• _Task requirements_
Read the lines below. Copy out any that hold the string "Call".

---------- Information shown ----------

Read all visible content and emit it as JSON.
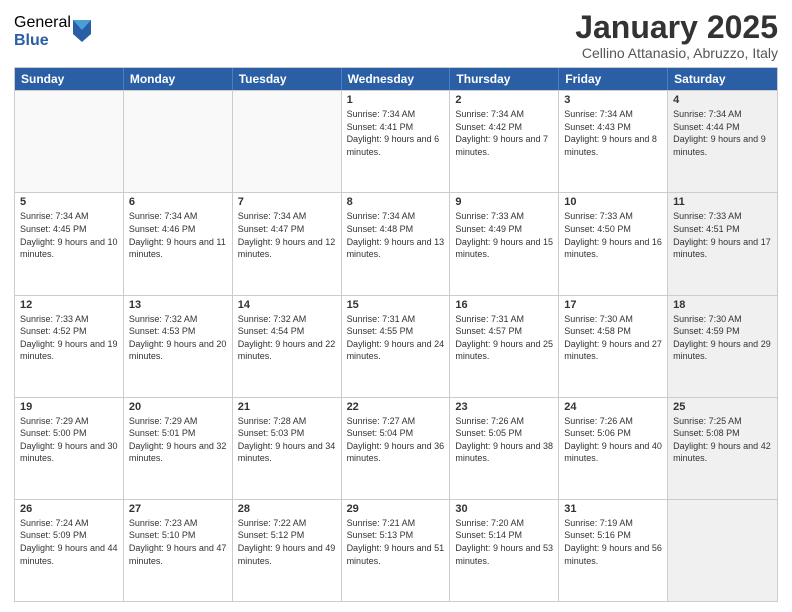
{
  "logo": {
    "general": "General",
    "blue": "Blue"
  },
  "header": {
    "title": "January 2025",
    "subtitle": "Cellino Attanasio, Abruzzo, Italy"
  },
  "weekdays": [
    "Sunday",
    "Monday",
    "Tuesday",
    "Wednesday",
    "Thursday",
    "Friday",
    "Saturday"
  ],
  "weeks": [
    [
      {
        "day": "",
        "info": "",
        "empty": true
      },
      {
        "day": "",
        "info": "",
        "empty": true
      },
      {
        "day": "",
        "info": "",
        "empty": true
      },
      {
        "day": "1",
        "info": "Sunrise: 7:34 AM\nSunset: 4:41 PM\nDaylight: 9 hours and 6 minutes."
      },
      {
        "day": "2",
        "info": "Sunrise: 7:34 AM\nSunset: 4:42 PM\nDaylight: 9 hours and 7 minutes."
      },
      {
        "day": "3",
        "info": "Sunrise: 7:34 AM\nSunset: 4:43 PM\nDaylight: 9 hours and 8 minutes."
      },
      {
        "day": "4",
        "info": "Sunrise: 7:34 AM\nSunset: 4:44 PM\nDaylight: 9 hours and 9 minutes.",
        "shaded": true
      }
    ],
    [
      {
        "day": "5",
        "info": "Sunrise: 7:34 AM\nSunset: 4:45 PM\nDaylight: 9 hours and 10 minutes."
      },
      {
        "day": "6",
        "info": "Sunrise: 7:34 AM\nSunset: 4:46 PM\nDaylight: 9 hours and 11 minutes."
      },
      {
        "day": "7",
        "info": "Sunrise: 7:34 AM\nSunset: 4:47 PM\nDaylight: 9 hours and 12 minutes."
      },
      {
        "day": "8",
        "info": "Sunrise: 7:34 AM\nSunset: 4:48 PM\nDaylight: 9 hours and 13 minutes."
      },
      {
        "day": "9",
        "info": "Sunrise: 7:33 AM\nSunset: 4:49 PM\nDaylight: 9 hours and 15 minutes."
      },
      {
        "day": "10",
        "info": "Sunrise: 7:33 AM\nSunset: 4:50 PM\nDaylight: 9 hours and 16 minutes."
      },
      {
        "day": "11",
        "info": "Sunrise: 7:33 AM\nSunset: 4:51 PM\nDaylight: 9 hours and 17 minutes.",
        "shaded": true
      }
    ],
    [
      {
        "day": "12",
        "info": "Sunrise: 7:33 AM\nSunset: 4:52 PM\nDaylight: 9 hours and 19 minutes."
      },
      {
        "day": "13",
        "info": "Sunrise: 7:32 AM\nSunset: 4:53 PM\nDaylight: 9 hours and 20 minutes."
      },
      {
        "day": "14",
        "info": "Sunrise: 7:32 AM\nSunset: 4:54 PM\nDaylight: 9 hours and 22 minutes."
      },
      {
        "day": "15",
        "info": "Sunrise: 7:31 AM\nSunset: 4:55 PM\nDaylight: 9 hours and 24 minutes."
      },
      {
        "day": "16",
        "info": "Sunrise: 7:31 AM\nSunset: 4:57 PM\nDaylight: 9 hours and 25 minutes."
      },
      {
        "day": "17",
        "info": "Sunrise: 7:30 AM\nSunset: 4:58 PM\nDaylight: 9 hours and 27 minutes."
      },
      {
        "day": "18",
        "info": "Sunrise: 7:30 AM\nSunset: 4:59 PM\nDaylight: 9 hours and 29 minutes.",
        "shaded": true
      }
    ],
    [
      {
        "day": "19",
        "info": "Sunrise: 7:29 AM\nSunset: 5:00 PM\nDaylight: 9 hours and 30 minutes."
      },
      {
        "day": "20",
        "info": "Sunrise: 7:29 AM\nSunset: 5:01 PM\nDaylight: 9 hours and 32 minutes."
      },
      {
        "day": "21",
        "info": "Sunrise: 7:28 AM\nSunset: 5:03 PM\nDaylight: 9 hours and 34 minutes."
      },
      {
        "day": "22",
        "info": "Sunrise: 7:27 AM\nSunset: 5:04 PM\nDaylight: 9 hours and 36 minutes."
      },
      {
        "day": "23",
        "info": "Sunrise: 7:26 AM\nSunset: 5:05 PM\nDaylight: 9 hours and 38 minutes."
      },
      {
        "day": "24",
        "info": "Sunrise: 7:26 AM\nSunset: 5:06 PM\nDaylight: 9 hours and 40 minutes."
      },
      {
        "day": "25",
        "info": "Sunrise: 7:25 AM\nSunset: 5:08 PM\nDaylight: 9 hours and 42 minutes.",
        "shaded": true
      }
    ],
    [
      {
        "day": "26",
        "info": "Sunrise: 7:24 AM\nSunset: 5:09 PM\nDaylight: 9 hours and 44 minutes."
      },
      {
        "day": "27",
        "info": "Sunrise: 7:23 AM\nSunset: 5:10 PM\nDaylight: 9 hours and 47 minutes."
      },
      {
        "day": "28",
        "info": "Sunrise: 7:22 AM\nSunset: 5:12 PM\nDaylight: 9 hours and 49 minutes."
      },
      {
        "day": "29",
        "info": "Sunrise: 7:21 AM\nSunset: 5:13 PM\nDaylight: 9 hours and 51 minutes."
      },
      {
        "day": "30",
        "info": "Sunrise: 7:20 AM\nSunset: 5:14 PM\nDaylight: 9 hours and 53 minutes."
      },
      {
        "day": "31",
        "info": "Sunrise: 7:19 AM\nSunset: 5:16 PM\nDaylight: 9 hours and 56 minutes."
      },
      {
        "day": "",
        "info": "",
        "empty": true,
        "shaded": true
      }
    ]
  ]
}
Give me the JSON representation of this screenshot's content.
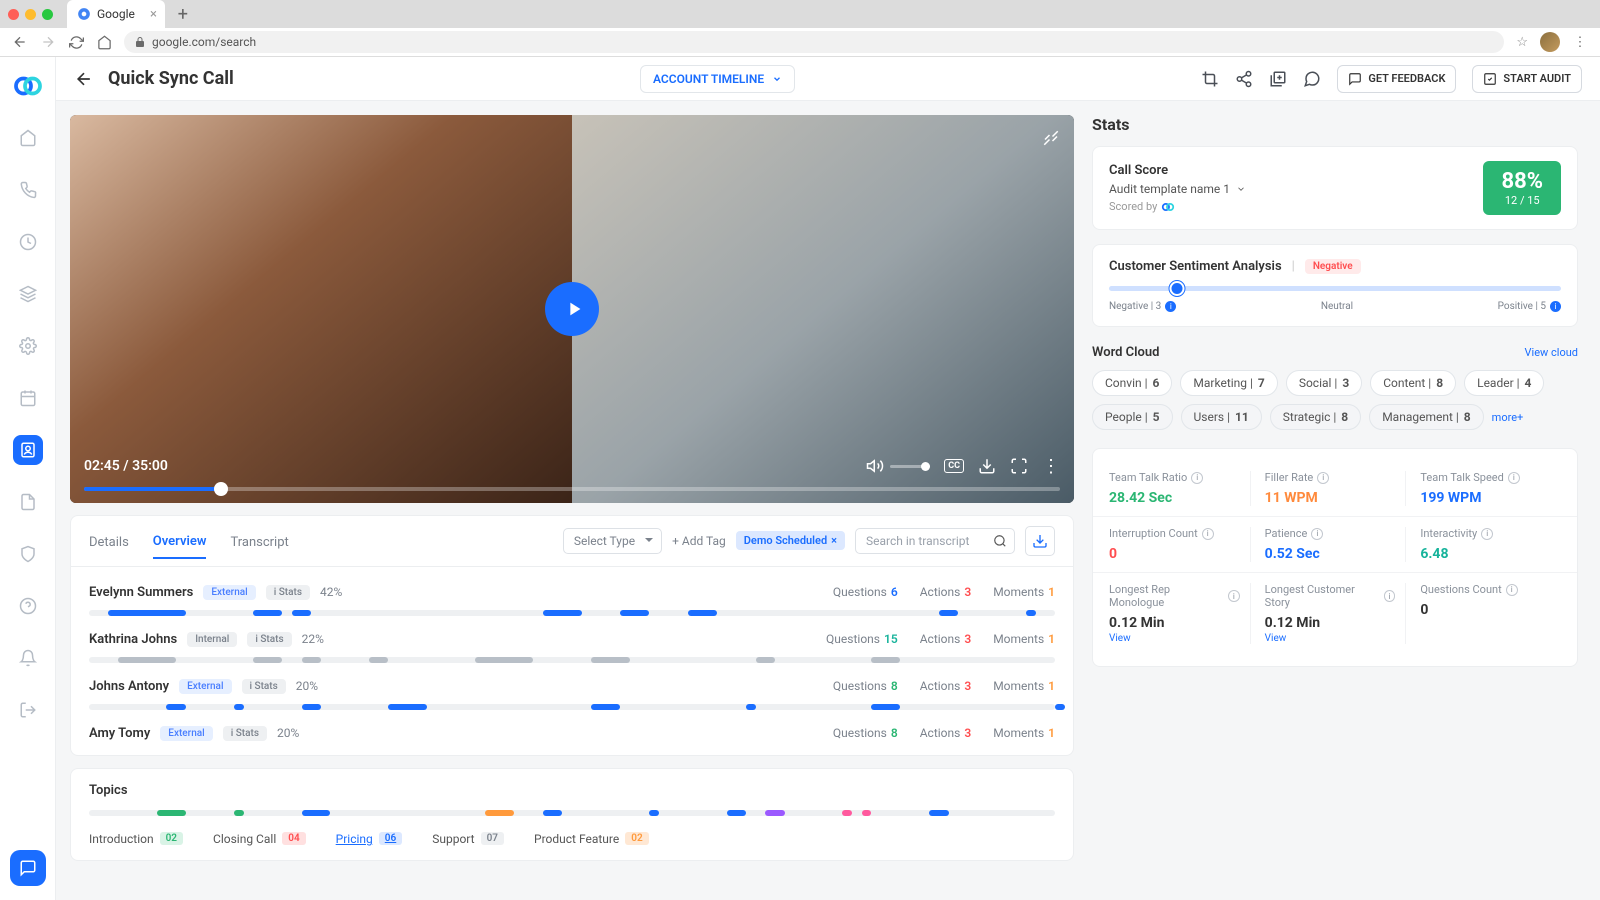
{
  "browser": {
    "tab_title": "Google",
    "url": "google.com/search"
  },
  "header": {
    "title": "Quick Sync Call",
    "timeline_label": "ACCOUNT TIMELINE",
    "get_feedback": "GET FEEDBACK",
    "start_audit": "START AUDIT"
  },
  "video": {
    "time": "02:45 / 35:00",
    "cc": "CC"
  },
  "tabs": {
    "details": "Details",
    "overview": "Overview",
    "transcript": "Transcript",
    "select_type": "Select Type",
    "add_tag": "+  Add Tag",
    "chip": "Demo Scheduled",
    "search_ph": "Search in transcript"
  },
  "speakers": [
    {
      "name": "Evelynn Summers",
      "type": "External",
      "stats": "i Stats",
      "pct": "42%",
      "q": "6",
      "a": "3",
      "m": "1",
      "color": "b",
      "segs": [
        [
          2,
          8
        ],
        [
          17,
          3
        ],
        [
          21,
          2
        ],
        [
          47,
          4
        ],
        [
          55,
          3
        ],
        [
          62,
          3
        ],
        [
          88,
          2
        ],
        [
          97,
          1
        ]
      ]
    },
    {
      "name": "Kathrina Johns",
      "type": "Internal",
      "stats": "i Stats",
      "pct": "22%",
      "q": "15",
      "a": "3",
      "m": "1",
      "color": "g",
      "segs": [
        [
          3,
          6
        ],
        [
          17,
          3
        ],
        [
          22,
          2
        ],
        [
          29,
          2
        ],
        [
          40,
          6
        ],
        [
          52,
          4
        ],
        [
          69,
          2
        ],
        [
          81,
          3
        ]
      ]
    },
    {
      "name": "Johns Antony",
      "type": "External",
      "stats": "i Stats",
      "pct": "20%",
      "q": "8",
      "a": "3",
      "m": "1",
      "color": "b",
      "segs": [
        [
          8,
          2
        ],
        [
          15,
          1
        ],
        [
          22,
          2
        ],
        [
          31,
          4
        ],
        [
          52,
          3
        ],
        [
          68,
          1
        ],
        [
          81,
          3
        ],
        [
          100,
          1
        ]
      ]
    },
    {
      "name": "Amy Tomy",
      "type": "External",
      "stats": "i Stats",
      "pct": "20%",
      "q": "8",
      "a": "3",
      "m": "1",
      "color": "b",
      "segs": []
    }
  ],
  "qam_labels": {
    "q": "Questions",
    "a": "Actions",
    "m": "Moments"
  },
  "topics": {
    "title": "Topics",
    "items": [
      {
        "label": "Introduction",
        "count": "02",
        "cls": "tc-grn"
      },
      {
        "label": "Closing Call",
        "count": "04",
        "cls": "tc-red"
      },
      {
        "label": "Pricing",
        "count": "06",
        "cls": "tc-blu",
        "active": true
      },
      {
        "label": "Support",
        "count": "07",
        "cls": "tc-gry"
      },
      {
        "label": "Product Feature",
        "count": "02",
        "cls": "tc-org"
      }
    ]
  },
  "stats": {
    "title": "Stats",
    "call_score": "Call Score",
    "template": "Audit template name 1",
    "scored_by": "Scored by",
    "pct": "88%",
    "frac": "12 / 15",
    "sentiment": {
      "title": "Customer Sentiment Analysis",
      "badge": "Negative",
      "neg": "Negative | 3",
      "neu": "Neutral",
      "pos": "Positive | 5"
    },
    "wordcloud": {
      "title": "Word Cloud",
      "link": "View cloud",
      "more": "more+",
      "pills": [
        {
          "t": "Convin",
          "n": "6"
        },
        {
          "t": "Marketing",
          "n": "7"
        },
        {
          "t": "Social",
          "n": "3"
        },
        {
          "t": "Content",
          "n": "8"
        },
        {
          "t": "Leader",
          "n": "4"
        },
        {
          "t": "People",
          "n": "5",
          "sub": true
        },
        {
          "t": "Users",
          "n": "11",
          "sub": true
        },
        {
          "t": "Strategic",
          "n": "8",
          "sub": true
        },
        {
          "t": "Management",
          "n": "8",
          "sub": true
        }
      ]
    },
    "metrics": [
      [
        {
          "l": "Team Talk Ratio",
          "v": "28.42 Sec",
          "c": "green"
        },
        {
          "l": "Filler Rate",
          "v": "11 WPM",
          "c": "orange"
        },
        {
          "l": "Team Talk Speed",
          "v": "199 WPM",
          "c": "blue"
        }
      ],
      [
        {
          "l": "Interruption Count",
          "v": "0",
          "c": "red"
        },
        {
          "l": "Patience",
          "v": "0.52 Sec",
          "c": "blue"
        },
        {
          "l": "Interactivity",
          "v": "6.48",
          "c": "teal"
        }
      ],
      [
        {
          "l": "Longest Rep Monologue",
          "v": "0.12 Min",
          "c": "dark",
          "link": "View"
        },
        {
          "l": "Longest Customer Story",
          "v": "0.12 Min",
          "c": "dark",
          "link": "View"
        },
        {
          "l": "Questions Count",
          "v": "0",
          "c": "dark"
        }
      ]
    ]
  }
}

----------

• _Written answer_
    "title": "Quick Sync Call",
        "label": "Closing Call",
    "call_score": "Call Score",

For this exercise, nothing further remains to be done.